How to use Dropbox to untether your soul

image of a poppy against a blue blue sky

If you use a computer for more than checking email and facebook, you've got an issue: files. Files include everything from notes to photos to your school thesis. Some of these wouldn't bother you too much if they disappeared. Others would probably break your heart. Maybe your digital photos of your sisters wedding. Maybe your much-anticipated memoirs.

Regardless, you've got one of two problems. Either you've not thought about this before, and are in danger of losing everything, and suffering massive heartache in the process, or you're scurrying around, constantly worried about whether you've got things sufficiently protected and backed up. Part of your soul is tied to the whims of your computer.

That isn't right.

Dropbox can cure you. Dropbox can unchain your soul. Here's how to use dropbox to cut yourself lose, so you can float free into the ether.

Step 0 - Sign up

Think of Dropbox as a virtual flash drive (thumb drive, USB stick, whatever). It holds your files, and it lives in the sky, so you can access it at any time. The best thing is, you don't have to carry it in your pocket.

The zeroth step should go without saying, but you have to sign up and activate it. Feel free to use this link to signup. I get extra space, and so do you. Or if you want signup without me getting anything, just go to

Step 1 - Your life on Dropbox

At this point, you need to get your active files into Dropbox. If you write, move your writings there. If you have projects, move the active project folders into it. This will accomplish three amazing things:

  • Backup (all your work is backed up on their server)
  • Versioning (all the changes you make are preserved for 30 days, so if you mess up, you can undo)
  • Universal access (we'll talk about this more below, but the main thing is that anywhere you have web access, you can access your files)

For me, I just wanted to move everything I had into it. That's the easiest and best way. But if you need to keep things in certain locations, and still have Dropbox take care of them, you can. I'll cover that later.

For now, get as much as you can onto Dropbox.

Step 2 - Make it part of the way you work

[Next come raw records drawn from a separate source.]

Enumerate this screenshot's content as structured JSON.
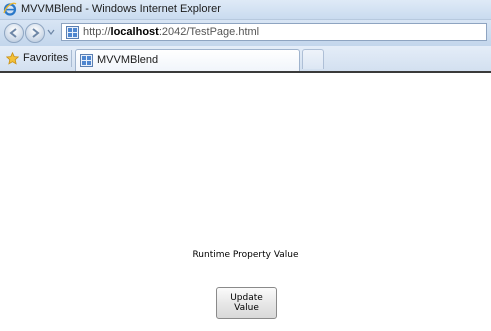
{
  "window": {
    "title": "MVVMBlend - Windows Internet Explorer"
  },
  "address_bar": {
    "url_host": "localhost",
    "url_prefix": "http://",
    "url_suffix": ":2042/TestPage.html"
  },
  "favorites": {
    "label": "Favorites"
  },
  "tabs": [
    {
      "label": "MVVMBlend",
      "active": true
    }
  ],
  "page": {
    "runtime_label": "Runtime Property Value",
    "update_button_label": "Update Value"
  },
  "icons": {
    "browser_logo": "ie-logo-icon",
    "back": "back-arrow-icon",
    "forward": "forward-arrow-icon",
    "page": "page-icon",
    "favorites": "star-icon"
  },
  "colors": {
    "chrome_blue": "#c9dbef",
    "button_gray": "#e6e6e6"
  }
}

The next step is to place shortcuts or aliases to Dropbox wherever you frequently place files - your desktop, the dock, whatever. This way when you're dropping a file somewhere, you can drop it onto a Dropbox shortcut instead, and start making this into a positive habit.

On my Desktop, I just like to have a large Dropbox icon, reminding me that everything goes there.

Step 3 - Universal access

Now you're going to get universal access to your files. If you have multiple computers (work and home, for example), just install Dropbox on each one, and sign in with the credentials you used above. All the files in Dropbox will sync between these computers, and be available regardless of whether you're online or offline.

If you have a smartphone, you'll want access there as well. Fortunately, there are apps for iPhone, iPad, Blackberry, and Android.

For everything else, Dropbox has a great web interface that allows you to do pretty much everything you would do on your normal computer.


This should get you started moving your digital life into "the cloud", and untethering your soul in the process. Even if you're not into drastic changes, this is one that will grow on you. The less you worry about your files, the less you have to think about where they are and whether or not you've got a copy of a certain picture on your phone, the less you have to think about your computer, period, the freer you will be.